As a manager, there's also a chance to make that connection with the readers - through editorials, columns, blogs, Twitter, Facebook and other social media. But since the recession began and the need for rapid change in the industry became urgent, I think that percentage of the job I enjoy most has shrunk quite a bit. I will be able to reverse that percentage at The Eagle.

Now, it's time for another editor with fresh ideas to come to the Banner and advance a new vision for this 171-year-old newspaper and its electronic version. In fact, I believe changes underway at the Banner, and in the industry, could usher in a new golden era. I think we're due.

I know the next editor, who will be introduced to Banner readers soon, could not find a better region in which to lead a newsroom. Bennington in particular is a great place to call home. I've worked in a number of others and I know the difference. Despite the grumbling you hear sometimes, I think even the town's chronic complainers know it too.

As it evolved at the Banner, I think my own approach was as a "player's manager," so to speak, meaning not much of a harsh disciplinarian, more of an encourager, nagger and mentor to those who haven't worked at as many newspapers or in as many jobs. Sometimes I know I've erred on the lenient side, but I think allowing reporters and photographers freedom to pursue most of their own stories - sometimes exploding the mileage and expense budget accounts - usually worked out for the best. I think that's reflected in the more than three dozen journalism contest awards the paper has received, always competing as the smallest, or nearly the smallest daily entering the contest.

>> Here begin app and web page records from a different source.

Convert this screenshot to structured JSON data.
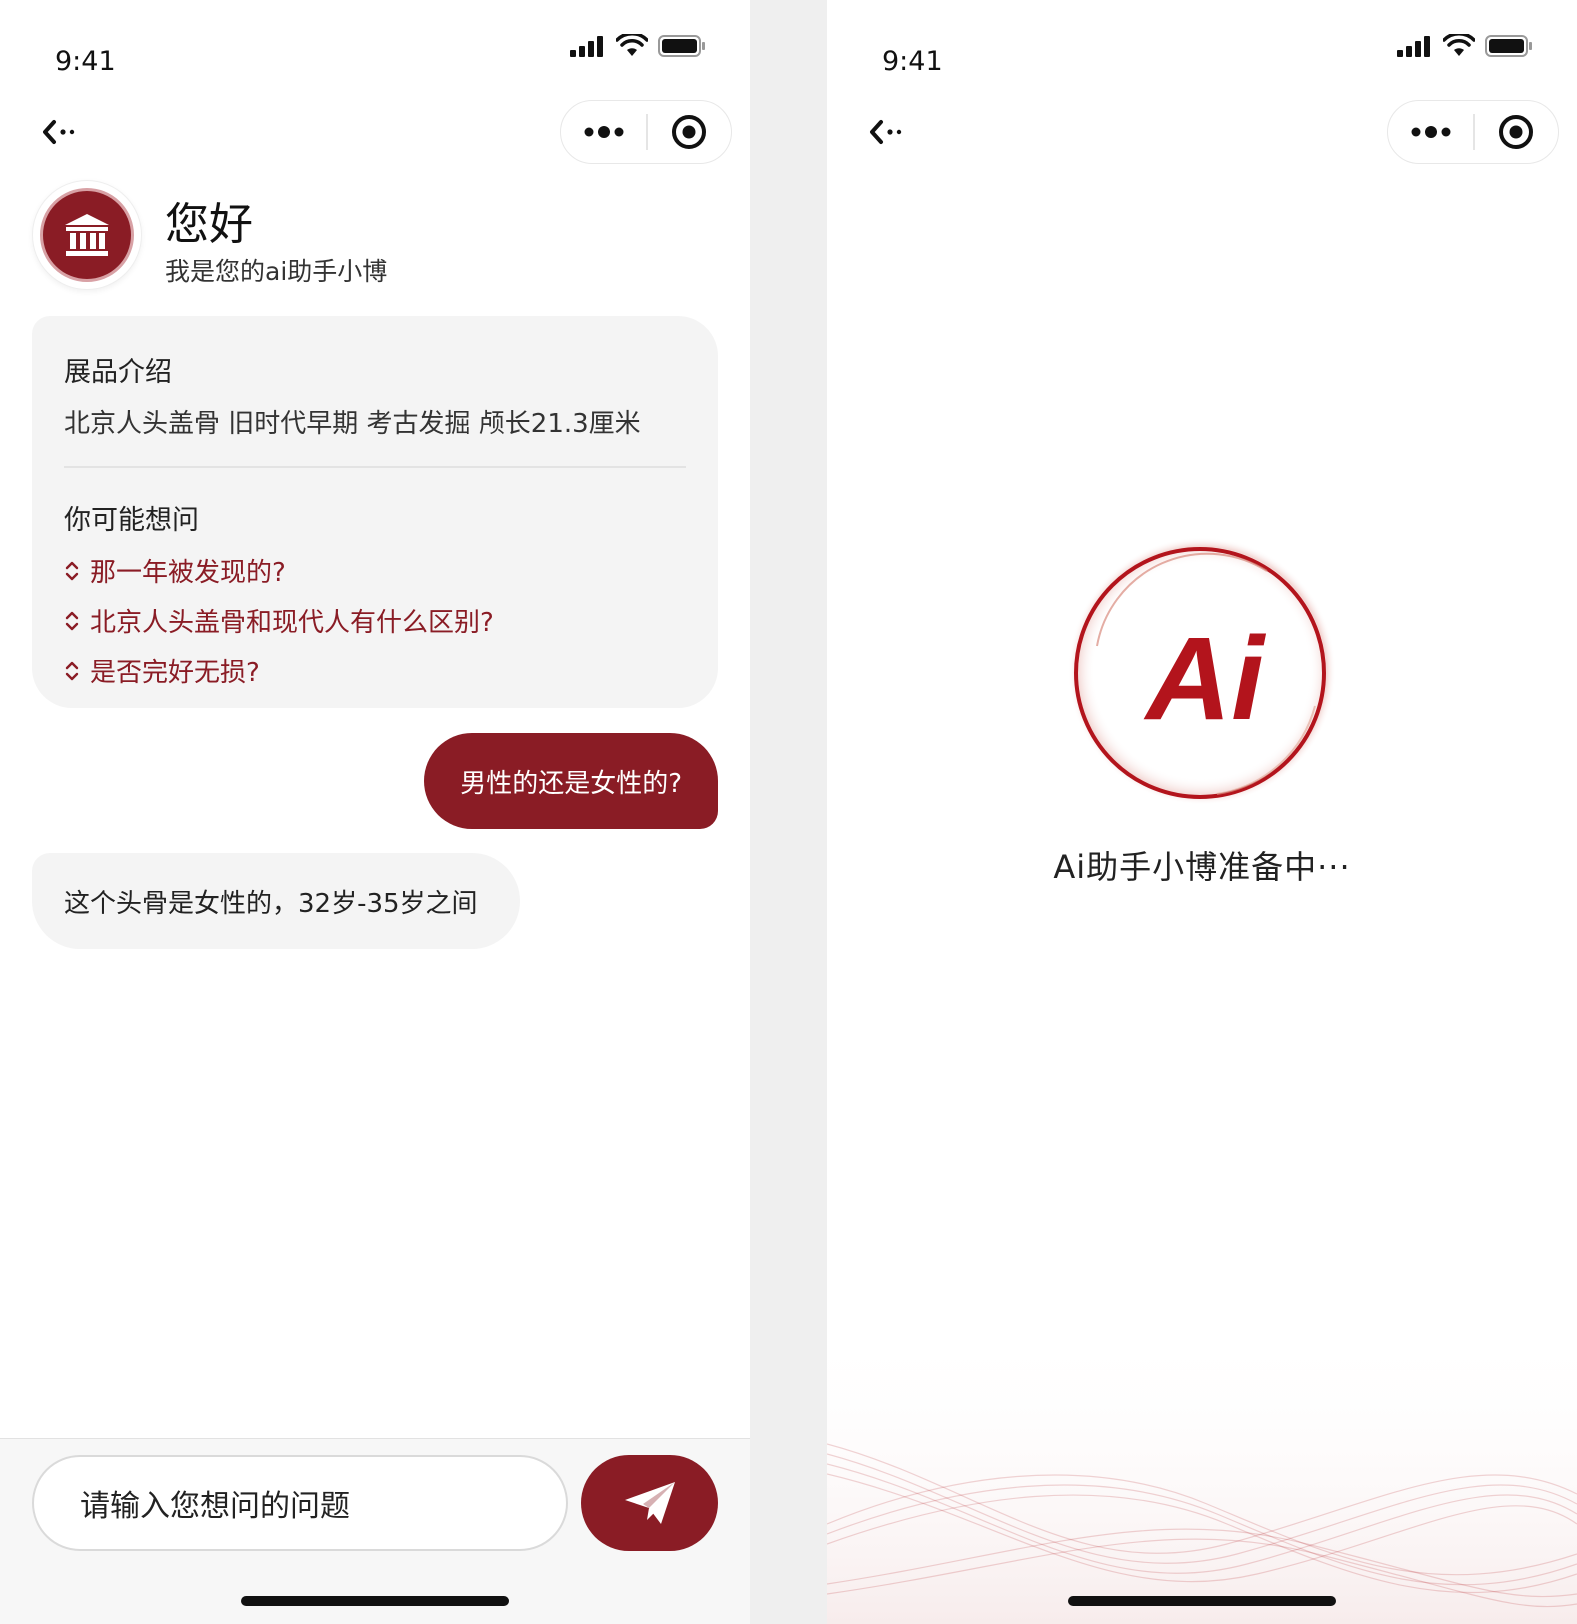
{
  "colors": {
    "accent": "#8a1c25",
    "bubble_gray": "#f4f4f4"
  },
  "status_bar": {
    "time": "9:41"
  },
  "left_screen": {
    "header": {
      "title": "您好",
      "subtitle": "我是您的ai助手小博",
      "avatar_icon": "museum-icon"
    },
    "card": {
      "intro_heading": "展品介绍",
      "intro_text": "北京人头盖骨  旧时代早期 考古发掘 颅长21.3厘米",
      "suggest_heading": "你可能想问",
      "suggestions": [
        {
          "label": "那一年被发现的?"
        },
        {
          "label": "北京人头盖骨和现代人有什么区别?"
        },
        {
          "label": "是否完好无损?"
        }
      ]
    },
    "messages": {
      "user": "男性的还是女性的?",
      "bot": "这个头骨是女性的，32岁-35岁之间"
    },
    "input": {
      "placeholder": "请输入您想问的问题",
      "send_icon": "paper-plane-icon"
    }
  },
  "right_screen": {
    "logo_text": "Ai",
    "loading_text": "Ai助手小博准备中···"
  }
}
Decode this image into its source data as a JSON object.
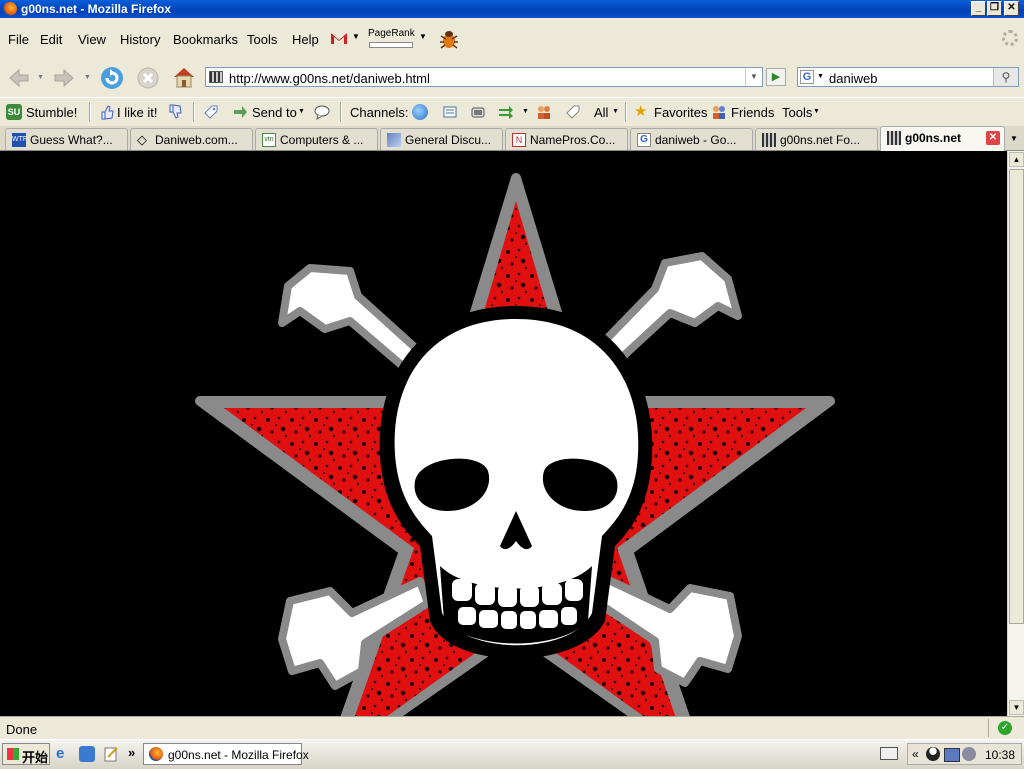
{
  "window": {
    "title": "g00ns.net - Mozilla Firefox"
  },
  "menu": {
    "file": "File",
    "edit": "Edit",
    "view": "View",
    "history": "History",
    "bookmarks": "Bookmarks",
    "tools": "Tools",
    "help": "Help",
    "pagerank": "PageRank"
  },
  "nav": {
    "url": "http://www.g00ns.net/daniweb.html",
    "search_value": "daniweb"
  },
  "stumble": {
    "stumble": "Stumble!",
    "like": "I like it!",
    "send_to": "Send to",
    "channels": "Channels:",
    "all": "All",
    "favorites": "Favorites",
    "friends": "Friends",
    "tools": "Tools"
  },
  "tabs": [
    {
      "label": "Guess What?..."
    },
    {
      "label": "Daniweb.com..."
    },
    {
      "label": "Computers & ..."
    },
    {
      "label": "General Discu..."
    },
    {
      "label": "NamePros.Co..."
    },
    {
      "label": "daniweb - Go..."
    },
    {
      "label": "g00ns.net Fo..."
    },
    {
      "label": "g00ns.net"
    }
  ],
  "status": {
    "text": "Done"
  },
  "taskbar": {
    "start": "开始",
    "item": "g00ns.net - Mozilla Firefox",
    "clock": "10:38"
  },
  "colors": {
    "star_red": "#e01010",
    "bg": "#000000"
  }
}
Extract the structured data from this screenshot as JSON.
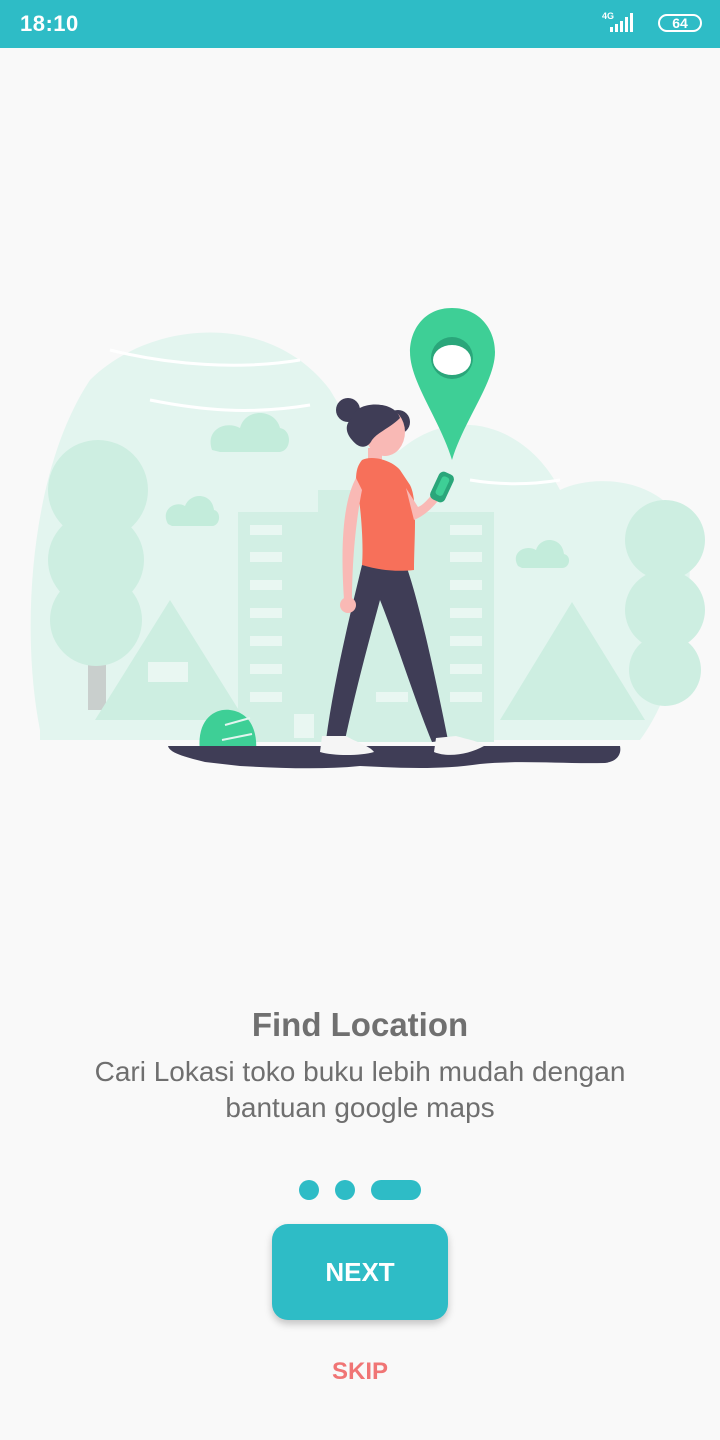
{
  "status_bar": {
    "time": "18:10",
    "network": "4G",
    "battery": "64",
    "icons": [
      "signal-icon",
      "battery-icon"
    ]
  },
  "illustration": {
    "icon": "location-pin-icon",
    "colors": {
      "accent": "#3ecf96",
      "background": "#e3f5ef",
      "figure_shirt": "#f7705a",
      "figure_pants": "#3f3d56"
    }
  },
  "onboarding": {
    "title": "Find Location",
    "description": "Cari Lokasi toko buku lebih mudah dengan bantuan google maps",
    "page_indicator": {
      "total": 3,
      "current": 3
    }
  },
  "actions": {
    "next_label": "NEXT",
    "skip_label": "SKIP"
  },
  "colors": {
    "primary": "#2ebcc6",
    "skip": "#f07575",
    "text": "#707070"
  }
}
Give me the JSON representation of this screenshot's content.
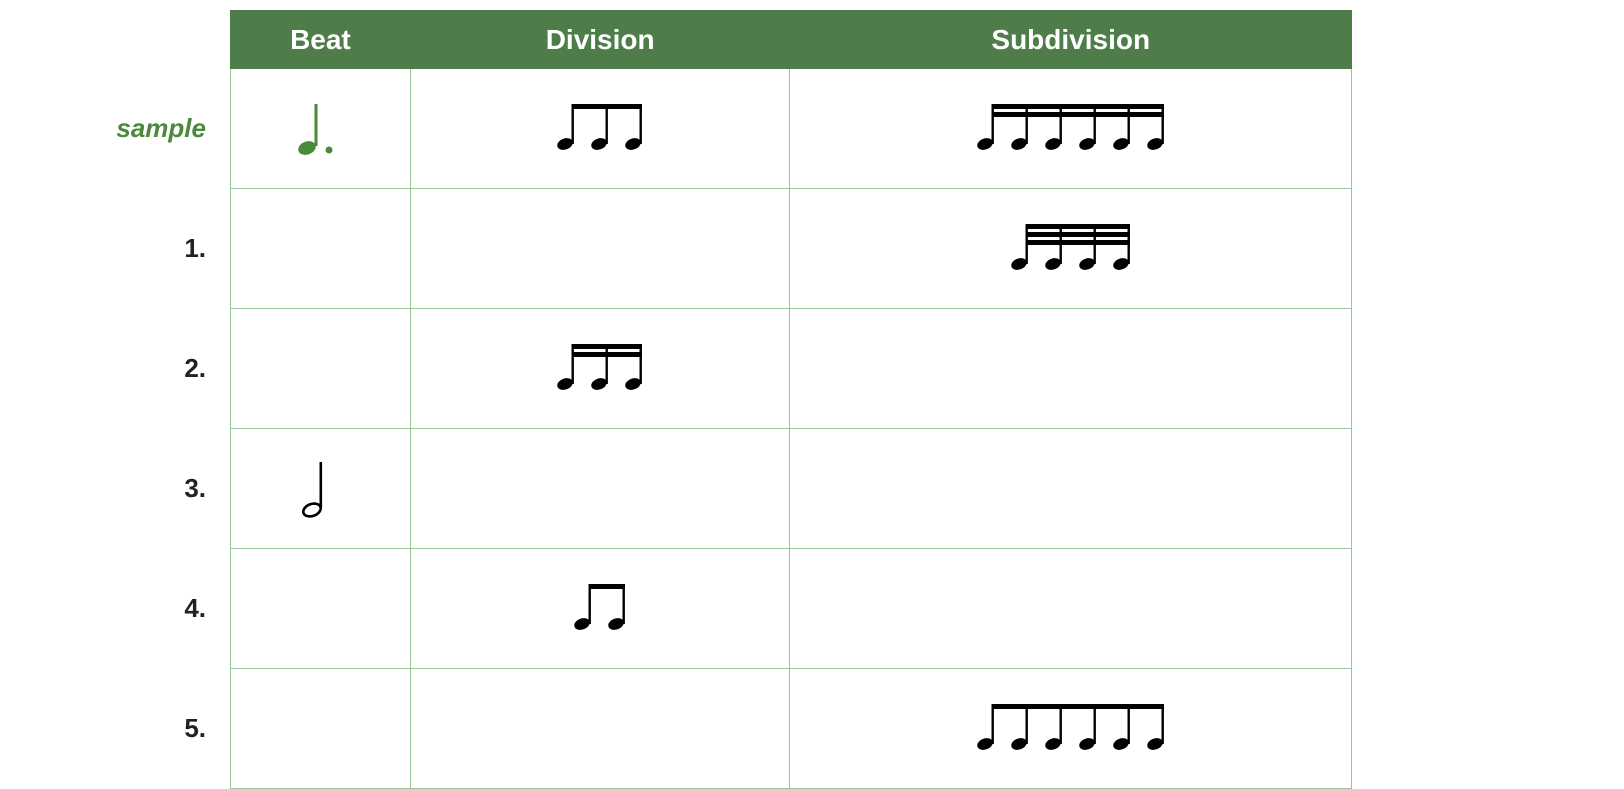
{
  "headers": {
    "beat": "Beat",
    "division": "Division",
    "subdivision": "Subdivision"
  },
  "rowLabels": {
    "sample": "sample",
    "r1": "1.",
    "r2": "2.",
    "r3": "3.",
    "r4": "4.",
    "r5": "5."
  },
  "rows": [
    {
      "id": "sample",
      "beat": {
        "kind": "dotted-quarter",
        "color": "#4a8a3a"
      },
      "division": {
        "kind": "beamed",
        "count": 3,
        "beams": 1,
        "color": "#000"
      },
      "subdivision": {
        "kind": "beamed",
        "count": 6,
        "beams": 2,
        "color": "#000"
      }
    },
    {
      "id": "r1",
      "beat": null,
      "division": null,
      "subdivision": {
        "kind": "beamed",
        "count": 4,
        "beams": 3,
        "color": "#000"
      }
    },
    {
      "id": "r2",
      "beat": null,
      "division": {
        "kind": "beamed",
        "count": 3,
        "beams": 2,
        "color": "#000"
      },
      "subdivision": null
    },
    {
      "id": "r3",
      "beat": {
        "kind": "half",
        "color": "#000"
      },
      "division": null,
      "subdivision": null
    },
    {
      "id": "r4",
      "beat": null,
      "division": {
        "kind": "beamed",
        "count": 2,
        "beams": 1,
        "color": "#000"
      },
      "subdivision": null
    },
    {
      "id": "r5",
      "beat": null,
      "division": null,
      "subdivision": {
        "kind": "beamed",
        "count": 6,
        "beams": 1,
        "color": "#000"
      }
    }
  ]
}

I've also believed that motivation in this business never comes from anywhere but within the person. You have to want to be perfect, no matter how long or difficult - or rushed - the process of covering or editing a major story. And I've known quite a few who've never grasped that simple fact, while others understood it before their first day in the newsroom.

During the past six years, the Banner has been lucky to have a number of people who could always be counted on to strive for perfection, no matter the added pressures of an industry in recession, with declining staffs, increasing competition spawned by the Internet and declining print revenue and stagnant wages.

Some of those who took home multiple awards for the Banner were Adam White, John Waller, Peter Crabtree, Austin Danforth, Mark Rondeau, Neal Goswami and columnist Telly Halkias. Others were recognized as well, again always competing against journalists from newspapers at least twice as large, and often four or five times the size of their own daily. Since the Banner staff remains strong and is now one of the most experienced the paper has had, there is no reason that run can't continue.

I don't know about anyone else, but I still have an image of journalism as less of a job than something I would do in some form whether or not I was getting paid. I know I'm not the only one in this business who feels that way. That's a good thing for the future of journalism, and for the Banner.

Jim Therrien, the Banner editor since September 2006, is leaving for a writing and part-time editing position at The Berkshire Eagle.